Kenwa Mabuni and Shinpan Gusukuma were peers (Mabuni was born in 1889, Gusukuma in 1890) and good friends. They studied together under Anko Itosu ánd Kanryo Higaonna. (Gusukuma started training with Higaonna in 1908 and Mabuni in 1909.)
I wouldn’t be surprised if Anko Itosu never taught Gojushiho. After all, there is no written historical evidence that he taught it to anyone. One side note; in 1938 Kenwa Mabuni published a list of his ‘current kata’. Gojushiho is mentioned as one of the 23 kata of the ‘Itosu lineage’. (Source: ‘Mabuni Kenwa and the establishment of Shitō-ryū’ by Andreas Quast http://ryukyu-bugei.com/?p=5404)
But, being of the Itosu lineage, doesn’t necessarily have to mean that he learned it from Itosu. After all, Chomo Hanashiro was also from the Itosu lineage. Mabuni also mentions kata like Saifa and Tensho being from the ‘Higaonna lineage’, but both kata were developed by Chojun Miyagi. Mabuni and Miyagi were both students of Kanryo Higaonna and they were good friends.
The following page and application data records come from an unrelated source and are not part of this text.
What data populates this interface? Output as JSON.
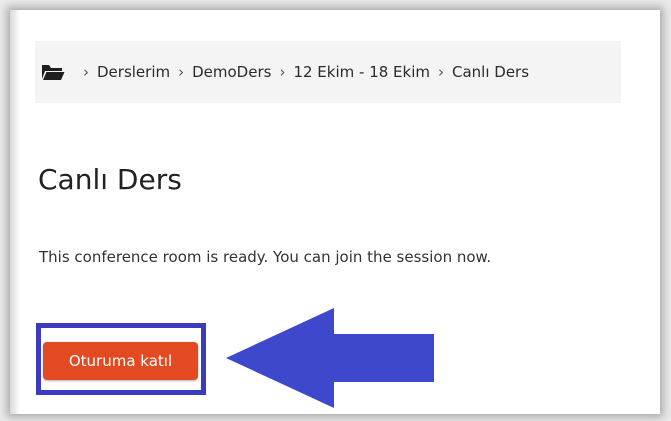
{
  "breadcrumb": {
    "items": [
      "Derslerim",
      "DemoDers",
      "12 Ekim - 18 Ekim",
      "Canlı Ders"
    ],
    "separator": "›"
  },
  "page": {
    "title": "Canlı Ders",
    "status": "This conference room is ready. You can join the session now."
  },
  "join_button": {
    "label": "Oturuma katıl",
    "color": "#e34a21"
  },
  "annotation": {
    "box_color": "#3b3bbf",
    "arrow_color": "#3e48cc"
  },
  "icons": {
    "breadcrumb_home": "folder-open-icon"
  }
}
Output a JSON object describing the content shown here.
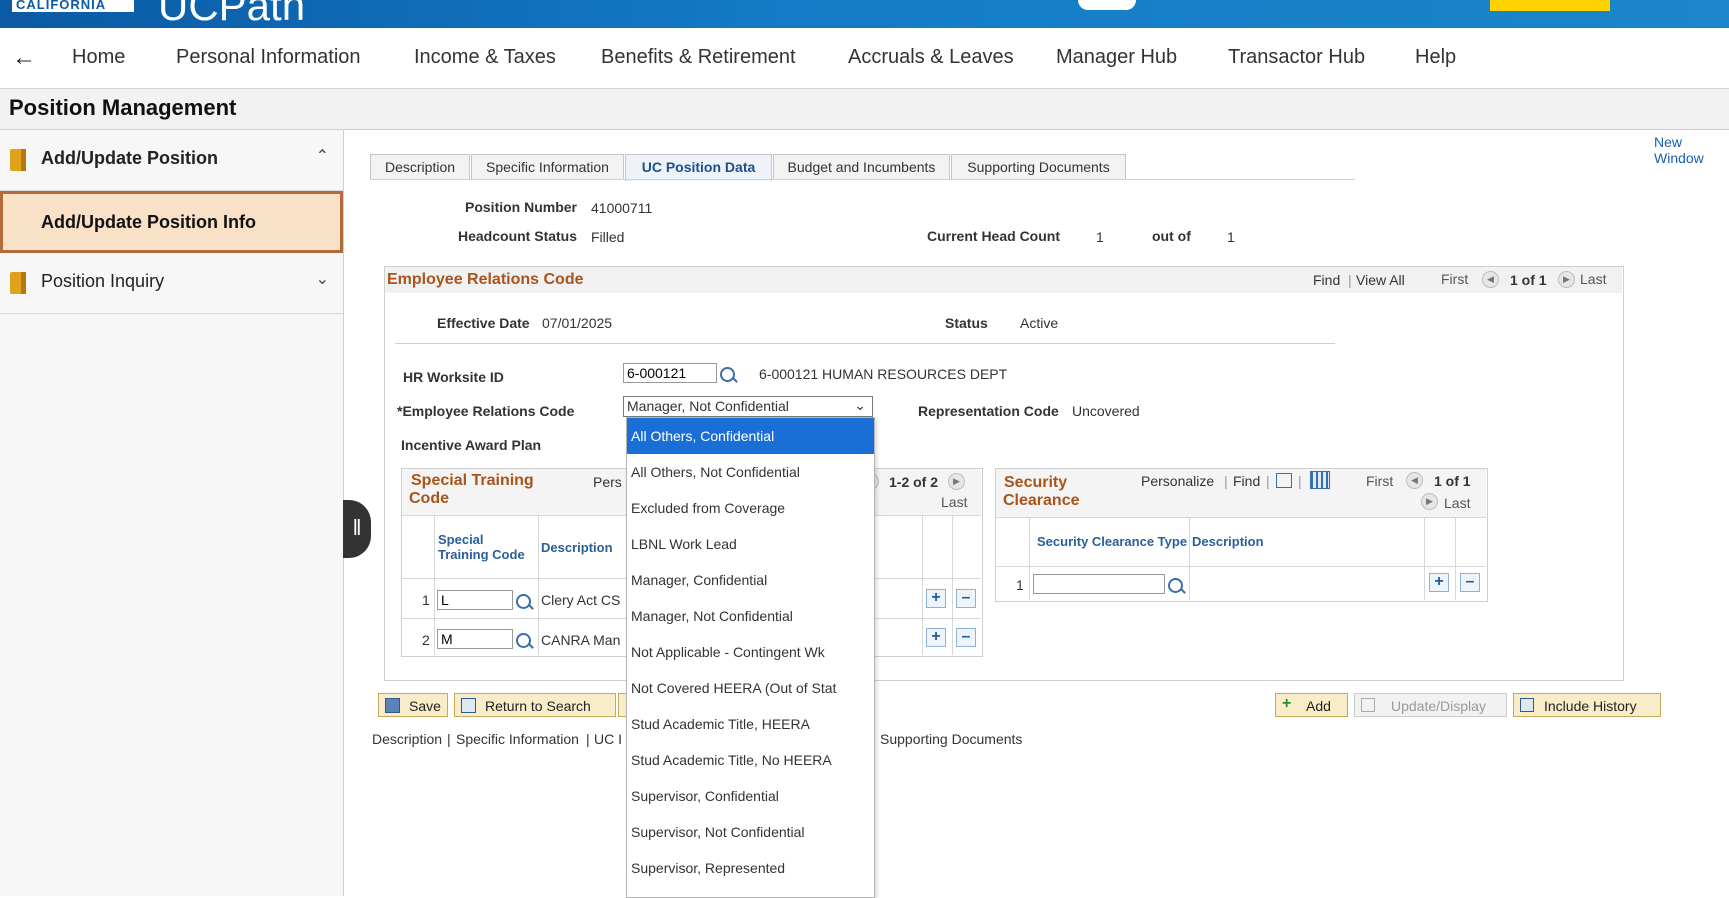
{
  "banner": {
    "logo_text": "CALIFORNIA",
    "brand": "UCPath"
  },
  "nav": {
    "back_icon": "left-arrow-icon",
    "items": [
      "Home",
      "Personal Information",
      "Income & Taxes",
      "Benefits & Retirement",
      "Accruals & Leaves",
      "Manager Hub",
      "Transactor Hub",
      "Help"
    ]
  },
  "page_title": "Position Management",
  "sidebar": {
    "group1": "Add/Update Position",
    "active_item": "Add/Update Position Info",
    "group2": "Position Inquiry"
  },
  "new_window": "New Window",
  "tabs": [
    "Description",
    "Specific Information",
    "UC Position Data",
    "Budget and Incumbents",
    "Supporting Documents"
  ],
  "position": {
    "number_label": "Position Number",
    "number": "41000711",
    "headcount_status_label": "Headcount Status",
    "headcount_status": "Filled",
    "current_head_count_label": "Current Head Count",
    "current_head_count": "1",
    "out_of_label": "out of",
    "out_of": "1"
  },
  "erc_section": {
    "title": "Employee Relations Code",
    "find": "Find",
    "view_all": "View All",
    "first": "First",
    "count": "1 of 1",
    "last": "Last",
    "effective_date_label": "Effective Date",
    "effective_date": "07/01/2025",
    "status_label": "Status",
    "status": "Active",
    "hr_worksite_label": "HR Worksite ID",
    "hr_worksite_value": "6-000121",
    "hr_worksite_desc": "6-000121 HUMAN RESOURCES DEPT",
    "erc_label": "*Employee Relations Code",
    "erc_selected": "Manager, Not Confidential",
    "rep_code_label": "Representation Code",
    "rep_code": "Uncovered",
    "incentive_label": "Incentive Award Plan"
  },
  "erc_options": [
    "All Others, Confidential",
    "All Others, Not Confidential",
    "Excluded from Coverage",
    "LBNL Work Lead",
    "Manager, Confidential",
    "Manager, Not Confidential",
    "Not Applicable - Contingent Wk",
    "Not Covered HEERA (Out of Stat",
    "Stud Academic Title, HEERA",
    "Stud Academic Title, No HEERA",
    "Supervisor, Confidential",
    "Supervisor, Not Confidential",
    "Supervisor, Represented"
  ],
  "special_training": {
    "title_line1": "Special Training",
    "title_line2": "Code",
    "personalize": "Pers",
    "count": "1-2 of 2",
    "last": "Last",
    "col_code_line1": "Special",
    "col_code_line2": "Training Code",
    "col_desc": "Description",
    "rows": [
      {
        "n": "1",
        "code": "L",
        "desc": "Clery Act CS"
      },
      {
        "n": "2",
        "code": "M",
        "desc": "CANRA Man"
      }
    ]
  },
  "security": {
    "title_line1": "Security",
    "title_line2": "Clearance",
    "personalize": "Personalize",
    "find": "Find",
    "first": "First",
    "count": "1 of 1",
    "last": "Last",
    "col_type": "Security Clearance Type",
    "col_desc": "Description",
    "row_n": "1"
  },
  "buttons": {
    "save": "Save",
    "return_to_search": "Return to Search",
    "add": "Add",
    "update_display": "Update/Display",
    "include_history": "Include History"
  },
  "footer_links": [
    "Description",
    "Specific Information",
    "UC I",
    "Supporting Documents"
  ],
  "colors": {
    "banner": "#137bc7",
    "accent_orange": "#a8541b",
    "link": "#1a5fa8",
    "selected_option": "#1a6fd6"
  }
}
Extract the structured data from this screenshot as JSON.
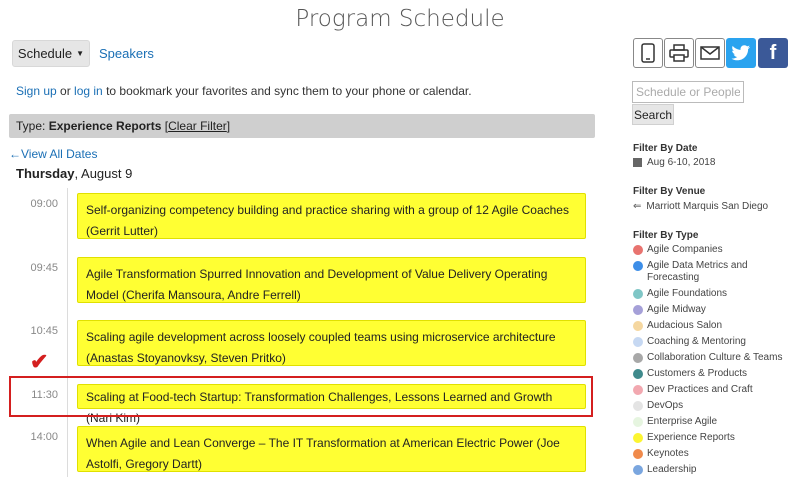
{
  "page": {
    "title": "Program Schedule"
  },
  "nav": {
    "schedule_label": "Schedule",
    "speakers_label": "Speakers"
  },
  "signup": {
    "signup_link": "Sign up",
    "or": " or ",
    "login_link": "log in",
    "rest": " to bookmark your favorites and sync them to your phone or calendar."
  },
  "filter": {
    "prefix": "Type: ",
    "value": "Experience Reports",
    "clear": "Clear Filter"
  },
  "view_all": "←View All Dates",
  "date": {
    "day": "Thursday",
    "rest": ", August 9"
  },
  "sessions": [
    {
      "time": "09:00",
      "title": "Self-organizing competency building and practice sharing with a group of 12 Agile Coaches (Gerrit Lutter)"
    },
    {
      "time": "09:45",
      "title": "Agile Transformation Spurred Innovation and Development of Value Delivery Operating Model (Cherifa Mansoura, Andre Ferrell)"
    },
    {
      "time": "10:45",
      "title": "Scaling agile development across loosely coupled teams using microservice architecture (Anastas Stoyanovksy, Steven Pritko)"
    },
    {
      "time": "11:30",
      "title": "Scaling at Food-tech Startup: Transformation Challenges, Lessons Learned and Growth (Nari Kim)"
    },
    {
      "time": "14:00",
      "title": "When Agile and Lean Converge – The IT Transformation at American Electric Power (Joe Astolfi, Gregory Dartt)"
    }
  ],
  "search": {
    "placeholder": "Schedule or People",
    "button": "Search"
  },
  "sidebar": {
    "date_head": "Filter By Date",
    "date_value": "Aug 6-10, 2018",
    "venue_head": "Filter By Venue",
    "venue_value": "Marriott Marquis San Diego",
    "type_head": "Filter By Type",
    "types": [
      {
        "label": "Agile Companies",
        "color": "#e8736f"
      },
      {
        "label": "Agile Data Metrics and Forecasting",
        "color": "#3d8ee8"
      },
      {
        "label": "Agile Foundations",
        "color": "#7fc6c6"
      },
      {
        "label": "Agile Midway",
        "color": "#a5a0d8"
      },
      {
        "label": "Audacious Salon",
        "color": "#f5d7a0"
      },
      {
        "label": "Coaching & Mentoring",
        "color": "#c6d8f2"
      },
      {
        "label": "Collaboration Culture & Teams",
        "color": "#a8a8a8"
      },
      {
        "label": "Customers & Products",
        "color": "#3f8a8c"
      },
      {
        "label": "Dev Practices and Craft",
        "color": "#f2a8b0"
      },
      {
        "label": "DevOps",
        "color": "#e4e4e4"
      },
      {
        "label": "Enterprise Agile",
        "color": "#e6f5e0"
      },
      {
        "label": "Experience Reports",
        "color": "#fcf531"
      },
      {
        "label": "Keynotes",
        "color": "#f08a4b"
      },
      {
        "label": "Leadership",
        "color": "#7aa6df"
      }
    ]
  }
}
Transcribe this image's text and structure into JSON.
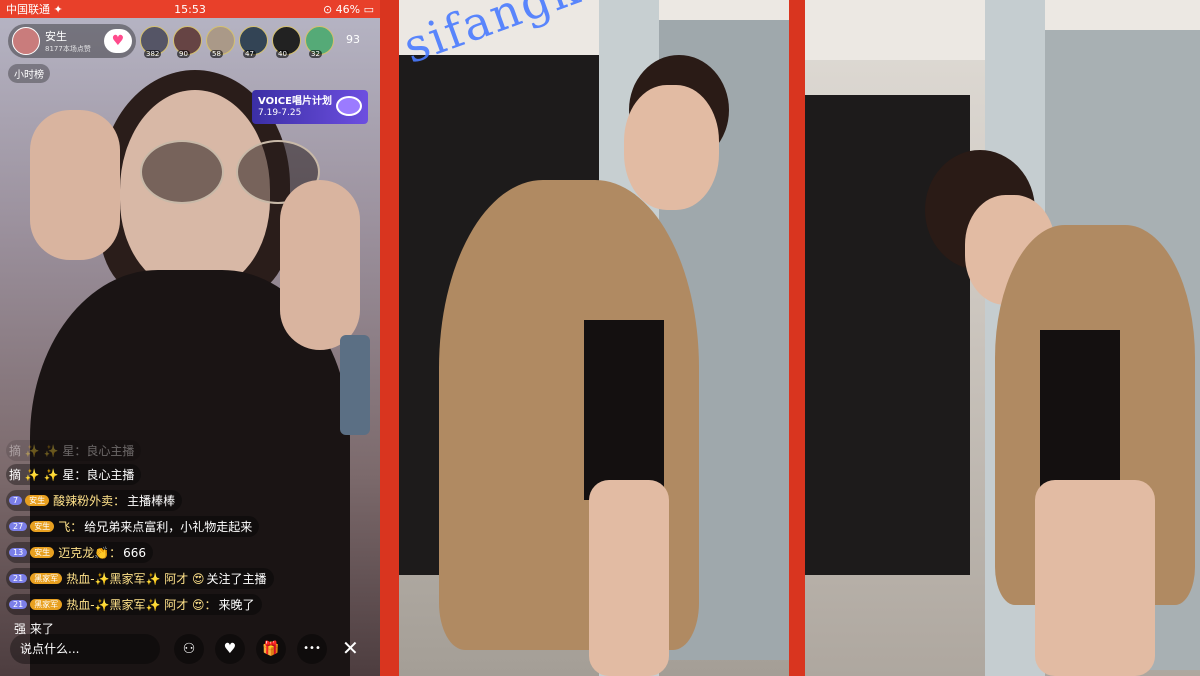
{
  "status_bar": {
    "carrier": "中国联通 ✦",
    "time": "15:53",
    "battery": "⊙ 46% ▭"
  },
  "host": {
    "name": "安生",
    "subtitle": "8177本场点赞",
    "heart": "♥"
  },
  "viewers": [
    {
      "level": "382"
    },
    {
      "level": "90"
    },
    {
      "level": "58"
    },
    {
      "level": "47"
    },
    {
      "level": "40"
    },
    {
      "level": "32"
    }
  ],
  "viewer_count": "93",
  "hour_rank": "小时榜",
  "voice_banner": {
    "title": "VOICE唱片计划",
    "dates": "7.19-7.25"
  },
  "chat": [
    {
      "text": "摘 ✨ ✨ 星：良心主播",
      "faded": true
    },
    {
      "text": "摘 ✨ ✨ 星：良心主播",
      "faded": false
    },
    {
      "level": "7",
      "badge": "安生",
      "name": "酸辣粉外卖：",
      "msg": "主播棒棒"
    },
    {
      "level": "27",
      "badge": "安生",
      "name": "飞：",
      "msg": "给兄弟来点富利，小礼物走起来"
    },
    {
      "level": "13",
      "badge": "安生",
      "name": "迈克龙👏：",
      "msg": "666"
    },
    {
      "level": "21",
      "badge": "黑家军",
      "name": "热血-✨黑家军✨ 阿才 😍",
      "msg": "关注了主播"
    },
    {
      "level": "21",
      "badge": "黑家军",
      "name": "热血-✨黑家军✨ 阿才 😍：",
      "msg": "来晚了"
    },
    {
      "plain": "强 来了"
    }
  ],
  "input_placeholder": "说点什么...",
  "tools": [
    "⚇",
    "♥",
    "🎁",
    "•••"
  ],
  "close": "✕",
  "watermark": "sifangktv.com"
}
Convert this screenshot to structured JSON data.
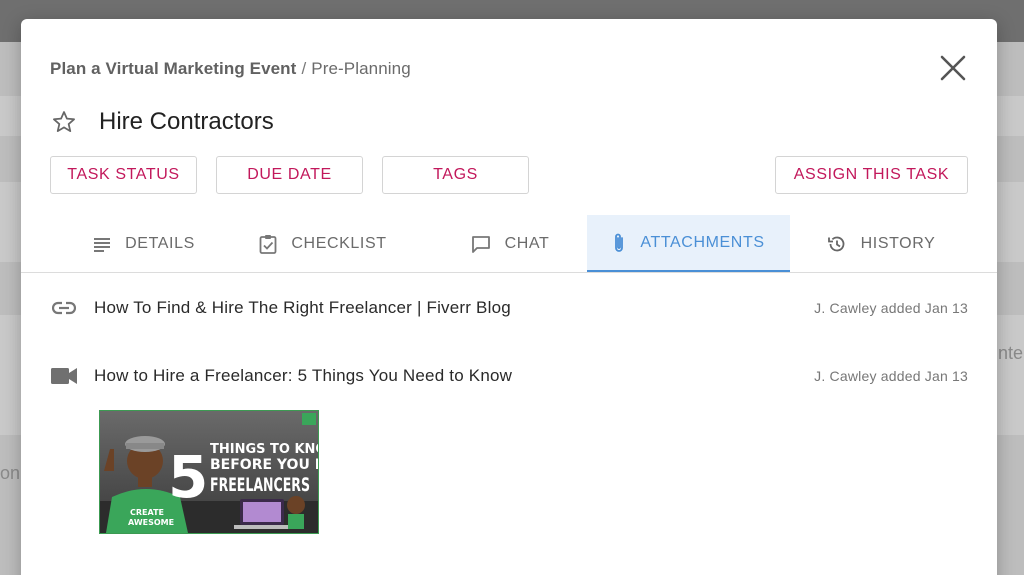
{
  "breadcrumb": {
    "project": "Plan a Virtual Marketing Event",
    "separator": "/",
    "section": "Pre-Planning"
  },
  "task": {
    "title": "Hire Contractors"
  },
  "actions": {
    "task_status": "TASK STATUS",
    "due_date": "DUE DATE",
    "tags": "TAGS",
    "assign": "ASSIGN THIS TASK"
  },
  "tabs": [
    {
      "label": "DETAILS",
      "icon": "list-icon"
    },
    {
      "label": "CHECKLIST",
      "icon": "checklist-icon"
    },
    {
      "label": "CHAT",
      "icon": "chat-icon"
    },
    {
      "label": "ATTACHMENTS",
      "icon": "paperclip-icon",
      "active": true
    },
    {
      "label": "HISTORY",
      "icon": "history-icon"
    }
  ],
  "attachments": [
    {
      "type": "link",
      "icon": "link-icon",
      "title": "How To Find & Hire The Right Freelancer | Fiverr Blog",
      "meta": "J. Cawley added Jan 13"
    },
    {
      "type": "video",
      "icon": "video-icon",
      "title": "How to Hire a Freelancer: 5 Things You Need to Know",
      "meta": "J. Cawley added Jan 13"
    }
  ],
  "thumbnail": {
    "number": "5",
    "line1": "THINGS TO KNOW",
    "line2": "BEFORE YOU HIRE",
    "line3": "FREELANCERS",
    "shirt_line1": "CREATE",
    "shirt_line2": "AWESOME"
  },
  "backdrop": {
    "right_fragment": "nte",
    "left_fragment": "on"
  },
  "colors": {
    "accent_pink": "#c2185b",
    "accent_blue": "#4a8fd6",
    "active_tab_bg": "#e8f1fb"
  }
}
Of course, it’s plausible that they exchanged kata, for example Saifa and Tensho.
Putting it all together
Sokon Matsumura was the first one to teach Gojushiho on Okinawa, after he learned it in China from Iwah, in 1828.
He taught it to Choju Motobu, Chōgi Yoshimura, Kentsu Yabu, Chomo Hanashiro and Chotoku Kyan.
The two main lines became those of Kentsu Yabu and Chomo Hanashiro.
Kentsu Yabu taught it to Anbun Tokuda (1886), Motoku Yabiku (1886) and Kanken Toyama (1888).
Chomo Hanashiro taught it to Kenwa Mabuni (1889) (assumption), Shinpan Gusukuma (1890) and Chozo Nakama (1899).
Based on the facts and assumptions above, the lineage of Gojushiho is as shown below.
Author: Olaf Steinbrecher